=== Section Start ===

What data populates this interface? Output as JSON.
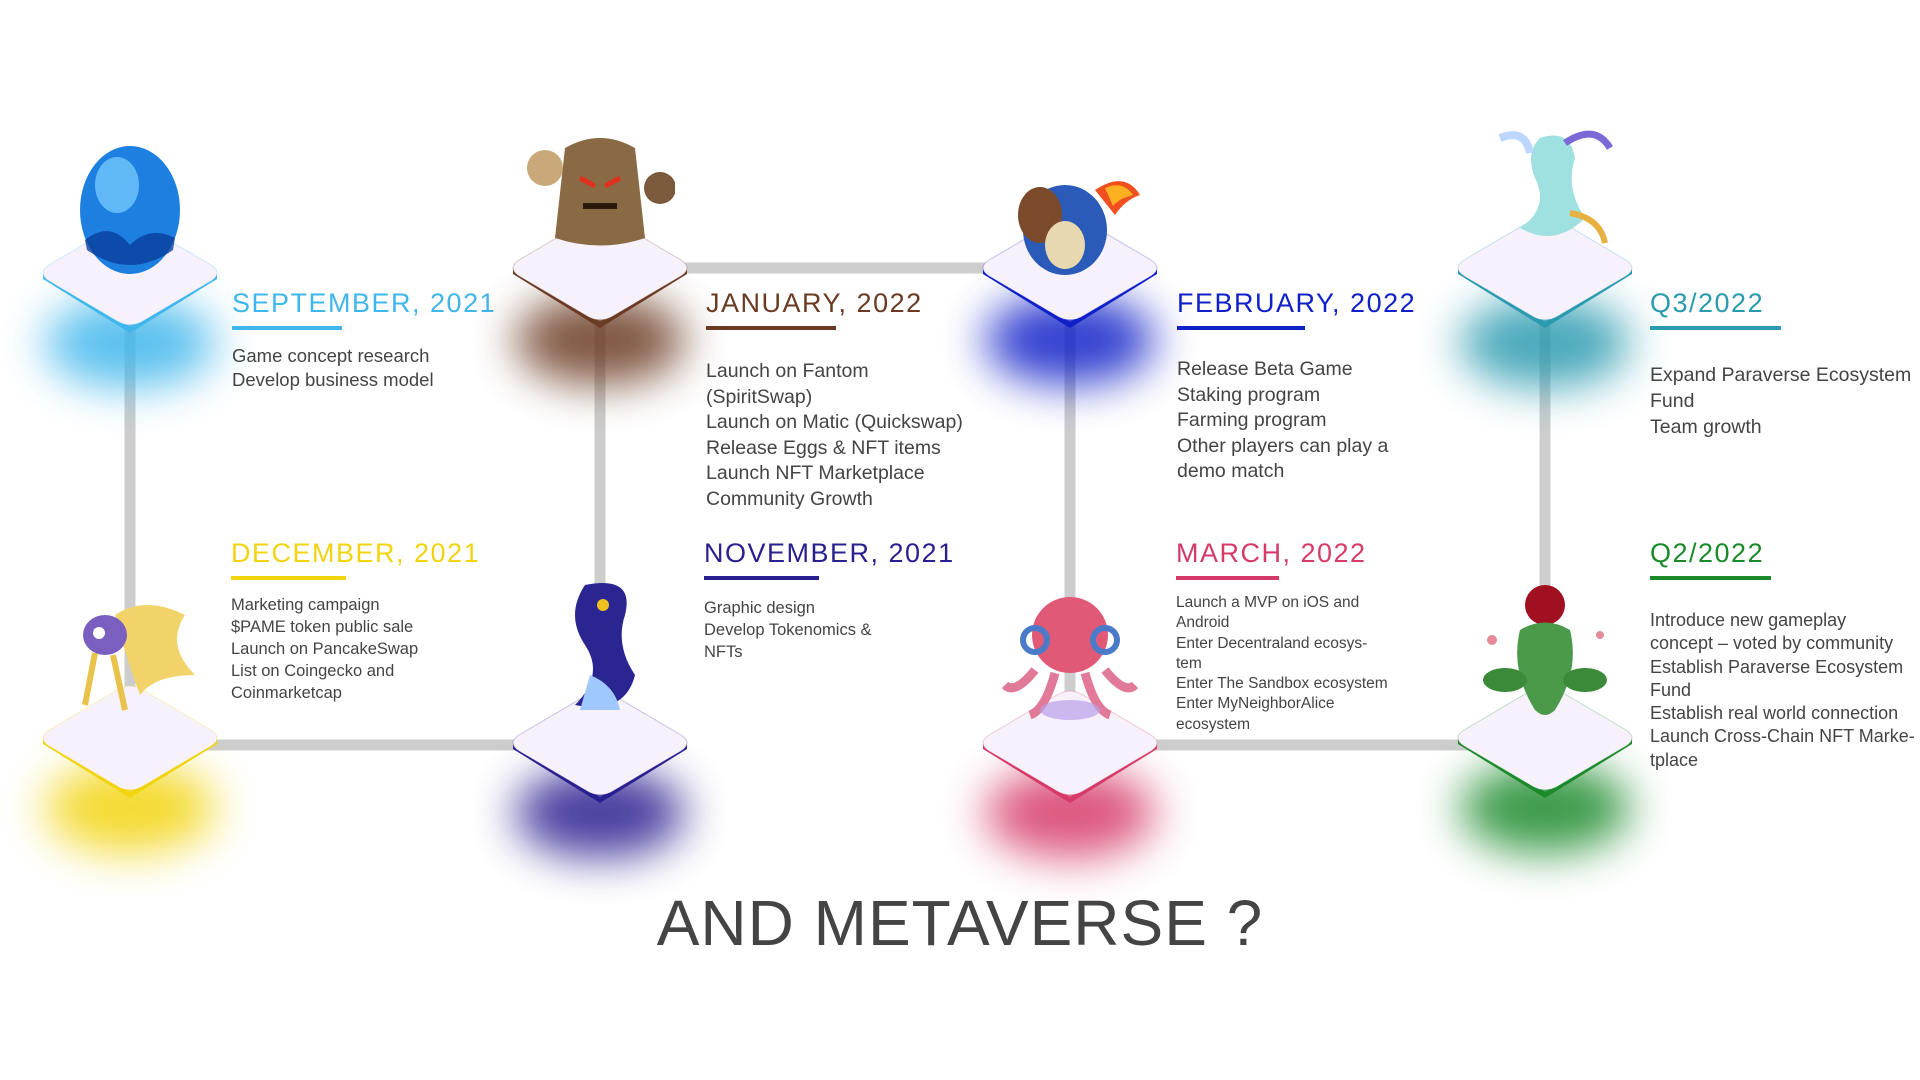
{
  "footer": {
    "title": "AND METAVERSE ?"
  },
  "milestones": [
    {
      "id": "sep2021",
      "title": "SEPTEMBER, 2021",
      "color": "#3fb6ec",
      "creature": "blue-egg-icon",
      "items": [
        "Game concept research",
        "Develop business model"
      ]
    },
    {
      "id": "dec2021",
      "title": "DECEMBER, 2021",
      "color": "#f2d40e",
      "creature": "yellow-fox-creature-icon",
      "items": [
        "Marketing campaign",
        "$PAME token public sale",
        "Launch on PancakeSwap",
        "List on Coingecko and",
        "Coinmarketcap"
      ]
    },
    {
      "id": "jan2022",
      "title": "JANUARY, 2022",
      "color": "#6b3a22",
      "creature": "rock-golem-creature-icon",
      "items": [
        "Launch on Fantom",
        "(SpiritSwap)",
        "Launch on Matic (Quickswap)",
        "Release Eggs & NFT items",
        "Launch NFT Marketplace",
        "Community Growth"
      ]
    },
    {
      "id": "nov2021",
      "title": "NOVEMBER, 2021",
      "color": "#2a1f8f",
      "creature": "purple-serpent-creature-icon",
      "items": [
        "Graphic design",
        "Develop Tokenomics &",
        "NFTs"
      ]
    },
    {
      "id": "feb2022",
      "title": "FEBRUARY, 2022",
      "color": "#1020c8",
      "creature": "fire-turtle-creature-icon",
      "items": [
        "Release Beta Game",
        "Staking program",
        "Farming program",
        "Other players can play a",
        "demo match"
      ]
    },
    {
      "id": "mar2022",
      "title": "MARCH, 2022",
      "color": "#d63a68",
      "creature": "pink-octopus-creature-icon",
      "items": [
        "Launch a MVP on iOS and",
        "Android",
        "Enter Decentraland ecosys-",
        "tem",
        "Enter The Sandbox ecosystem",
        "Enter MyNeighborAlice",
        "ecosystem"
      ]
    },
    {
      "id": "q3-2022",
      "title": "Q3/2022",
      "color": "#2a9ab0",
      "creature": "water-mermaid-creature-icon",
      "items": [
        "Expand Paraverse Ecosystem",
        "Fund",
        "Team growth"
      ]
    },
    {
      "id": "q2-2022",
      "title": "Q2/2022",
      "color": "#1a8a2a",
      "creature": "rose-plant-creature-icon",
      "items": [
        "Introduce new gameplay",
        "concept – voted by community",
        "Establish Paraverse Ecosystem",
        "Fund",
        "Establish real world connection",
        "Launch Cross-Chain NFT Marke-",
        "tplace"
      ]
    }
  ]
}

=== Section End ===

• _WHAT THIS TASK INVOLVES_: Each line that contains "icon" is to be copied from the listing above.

• _ANSWER AREA_:
      "creature": "blue-egg-icon",
      "creature": "yellow-fox-creature-icon",
      "creature": "rock-golem-creature-icon",
      "creature": "purple-serpent-creature-icon",
      "creature": "fire-turtle-creature-icon",
      "creature": "pink-octopus-creature-icon",
      "creature": "water-mermaid-creature-icon",
      "creature": "rose-plant-creature-icon",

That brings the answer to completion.